Cabinet makeovers keep Kitchen Tune-Up franchisees busy
03/01/2012 10:09 AM
03/01/2012 10:09 AM
Arlene Phillips hangs up the phone. New customer, same old story.
“Getting rid of oak is keeping us in business," she said.
Actually, the Kitchen Tune-Up franchise that Phillips owns with her husband, Jim, does a lot more than just redo oak cabinets. But that work has been a mainstay.
Asked what customers prefer over oak, Jim replied: “Anything else."
The Phillipses started Kitchen Tune-Up in the summer of 2005, after Jim had spent 17 years working for Learjet.
“What’s the politically correct way to say this?" he said. “I was ready for a change."
Arlene, meanwhile, had just retired as a school secretary for Maize. That job, she said, prepared her for the customer service aspect of owning a small business.

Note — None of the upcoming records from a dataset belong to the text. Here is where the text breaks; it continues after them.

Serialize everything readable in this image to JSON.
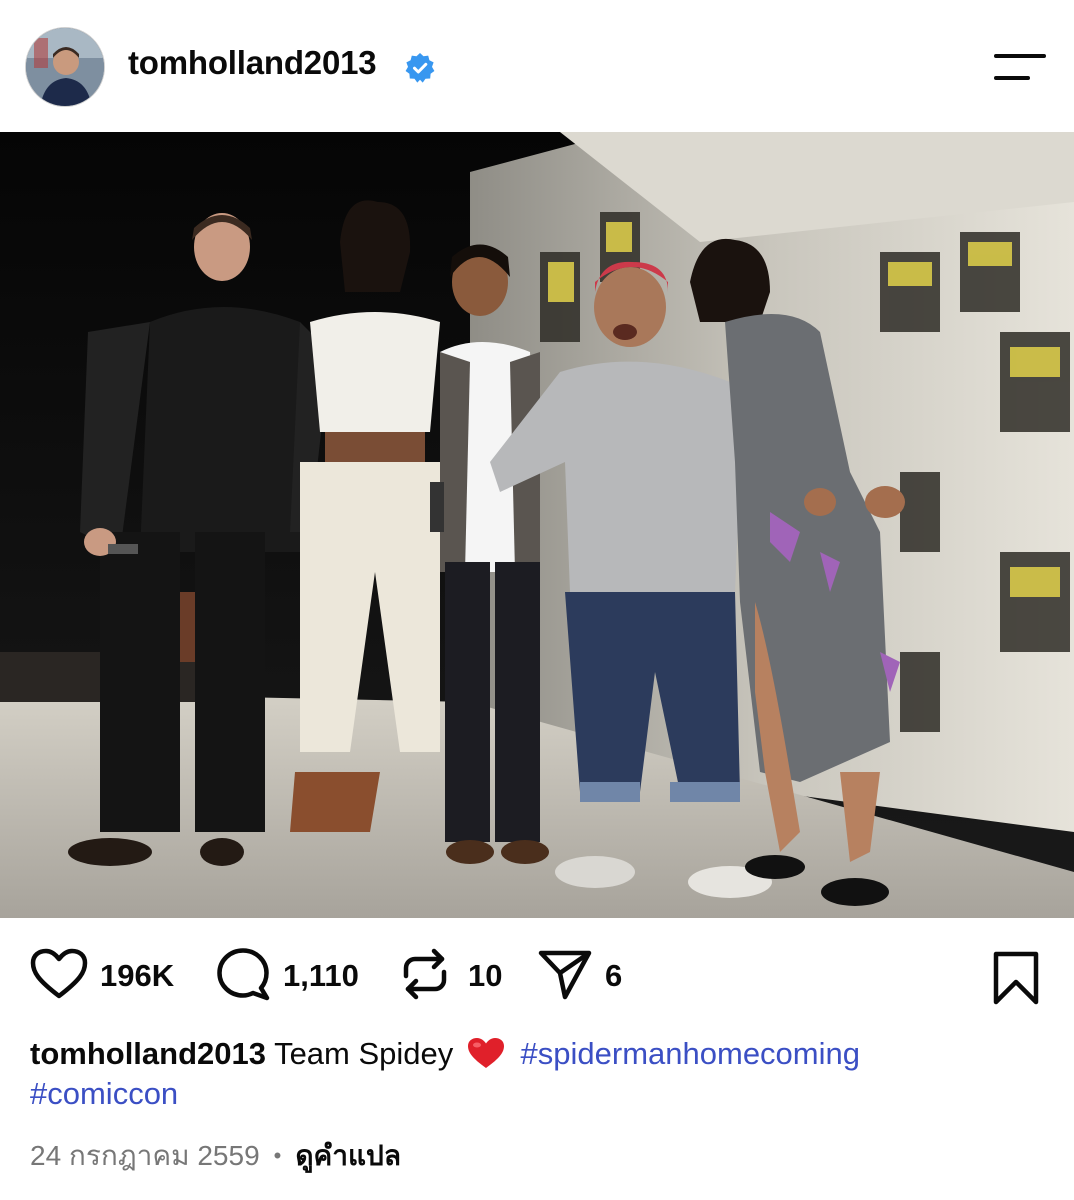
{
  "post": {
    "username": "tomholland2013",
    "verified": true,
    "likes": "196K",
    "comments": "1,110",
    "reposts": "10",
    "shares": "6",
    "caption": {
      "username": "tomholland2013",
      "text": "Team Spidey",
      "hashtags": [
        "#spidermanhomecoming",
        "#comiccon"
      ]
    },
    "date": "24 กรกฎาคม 2559",
    "translate_label": "ดูคำแปล"
  },
  "icons": {
    "menu": "menu-icon",
    "like": "heart-icon",
    "comment": "comment-icon",
    "repost": "repost-icon",
    "share": "paper-plane-icon",
    "save": "bookmark-icon",
    "verified": "verified-badge-icon"
  },
  "colors": {
    "verified_blue": "#3897f0",
    "hashtag": "#3b4fc4",
    "meta_gray": "#777777",
    "emoji_red": "#e0202a"
  }
}
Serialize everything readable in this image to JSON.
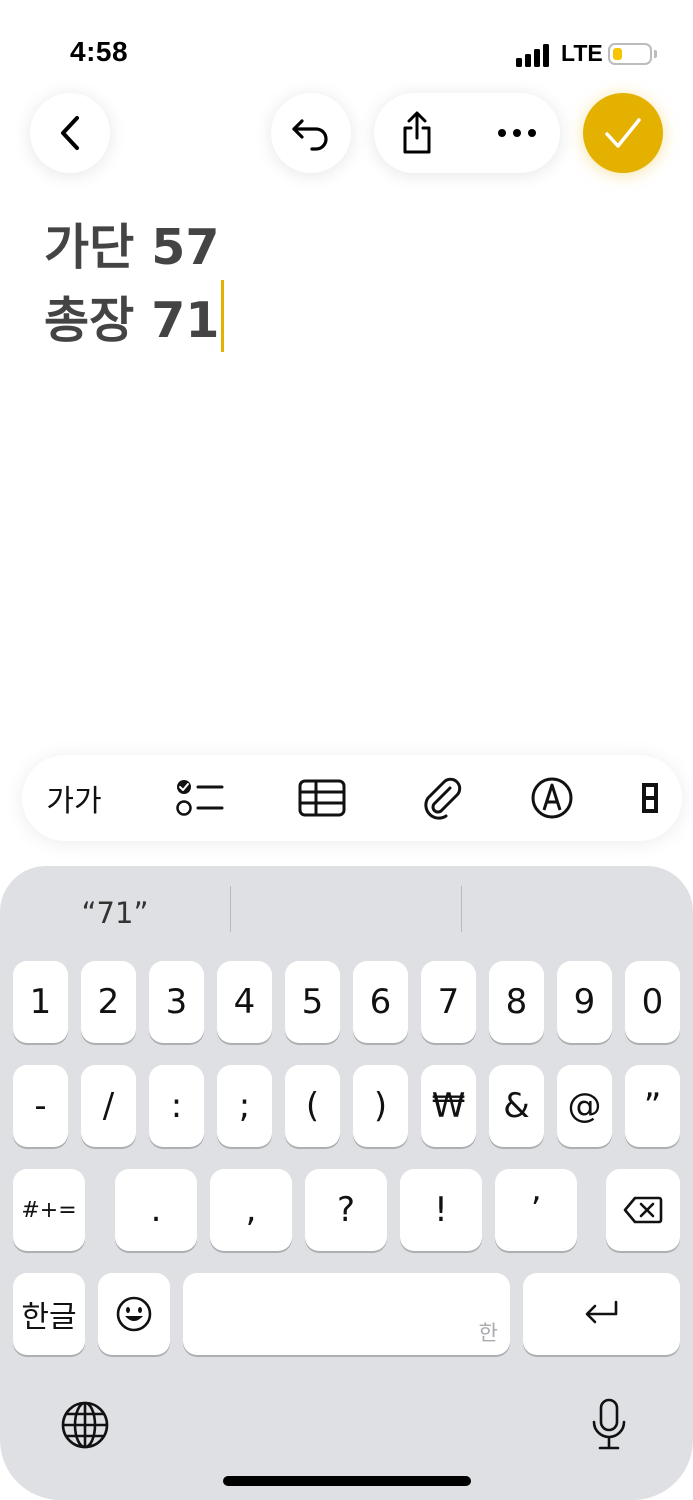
{
  "status_bar": {
    "time": "4:58",
    "network": "LTE",
    "battery_icon": "battery-low-icon"
  },
  "toolbar": {
    "back_icon": "chevron-left-icon",
    "undo_icon": "undo-icon",
    "share_icon": "share-icon",
    "more_icon": "ellipsis-icon",
    "done_icon": "checkmark-icon"
  },
  "note": {
    "lines": [
      "가단 57",
      "총장 71"
    ]
  },
  "format_toolbar": {
    "text_style_label": "가가",
    "items": [
      "checklist-icon",
      "table-icon",
      "attachment-icon",
      "markup-pen-icon",
      "apple-intelligence-icon"
    ]
  },
  "keyboard": {
    "suggestion": "“71”",
    "row1": [
      "1",
      "2",
      "3",
      "4",
      "5",
      "6",
      "7",
      "8",
      "9",
      "0"
    ],
    "row2": [
      "-",
      "/",
      ":",
      ";",
      "(",
      ")",
      "₩",
      "&",
      "@",
      "”"
    ],
    "row3_shift": "#+=",
    "row3": [
      ".",
      ",",
      "?",
      "!",
      "’"
    ],
    "lang_key": "한글",
    "space_hint": "한",
    "emoji_icon": "emoji-icon",
    "return_icon": "return-icon",
    "globe_icon": "globe-icon",
    "mic_icon": "microphone-icon",
    "delete_icon": "delete-icon"
  },
  "colors": {
    "accent": "#e4b100",
    "text": "#444444",
    "keyboard_bg": "#dfe0e4"
  }
}
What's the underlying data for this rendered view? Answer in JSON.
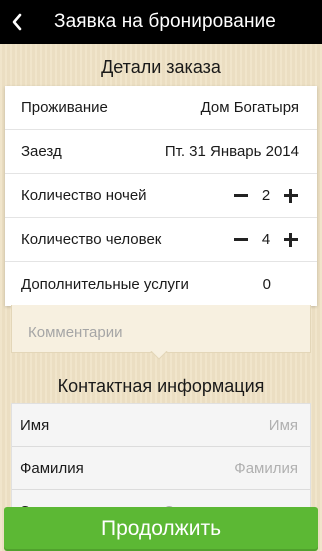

Arlene answers the phone and handles the paperwork while Jim, who always has been good with his hands, oversees the physical work; both do estimates and sales. They work out of their home in west Wichita and employ two people – Charlotte Martin and Austin Koehn – whom Arlene calls “gold."
Kitchen Tune-Up is a franchise operation headquartered in Aberdeen, S.D. The couple considered a dozen different business opportunities, including starting their own business from scratch, before finding Kitchen Tune-Up through a franchise broker. They are the only franchisees in Kansas.
Jim said paying for a franchise was worth it because of the associated benefits, from training to help with marketing to being part of a buying network.
“I didn’t have to reinvent the wheel with them," he said. “If you do what they tell you, you’re usually successful."
Jim said he was initially attracted by the company’s signature wood reconditioning service, known as the Tune-Up. It’s a one-day process that removes built-up grime and dirt from cabinet surfaces, touches up faded areas and restores the finish. Kitchen Tune-Up brochures say the result is a cabinet that looks “90 to 95 percent new."
“I looked at that and said, that’s neat," he said. “People will like that."
Cabinet refacing has become the biggest part of the Phillipses’ business. That involves replacing cabinet doors and drawer fronts along with installing a matching wood veneer on the existing cabinet boxes.
“We have thousands (of models) to choose from," Jim said.
The results can be subtle or dramatic. One customer is going with a high-gloss purple and silver look.
“It’s gonna be styling," Jim said.
For another project, which won a national award from the corporate office, Kitchen Tune-Up created a kitchen island with seating for 10 and its own beverage center.
Another line of business for Kitchen Tune-Up is replacing cabinets altogether with custom cabinetry. The couple are accustomed to coordinating their work with other craftsmen in the remodeling business.
Kitchen Tune-Up has completed around 500 jobs in Wichita and the surrounding area.
The Phillipses say TV shows about home remodeling drive many of the trends in their business. The “reality" tag on some of those shows causes Jim to grin.
“There are two things you see," he said. “One is they can remodel a kitchen for $2,000 in two days, which is not right. Or if you watch the next show, it takes them two months and costs $150,000.
“The reality in Wichita is somewhere in between."
Interestingly, the Phillipses’ own kitchen features oak cabinets, albeit ones that look brand-new thanks to the Tune-Up.
It’s not that Arlene’s work hasn’t given her ideas for changes. She has too many, in fact.
“Every one we do is my new favorite."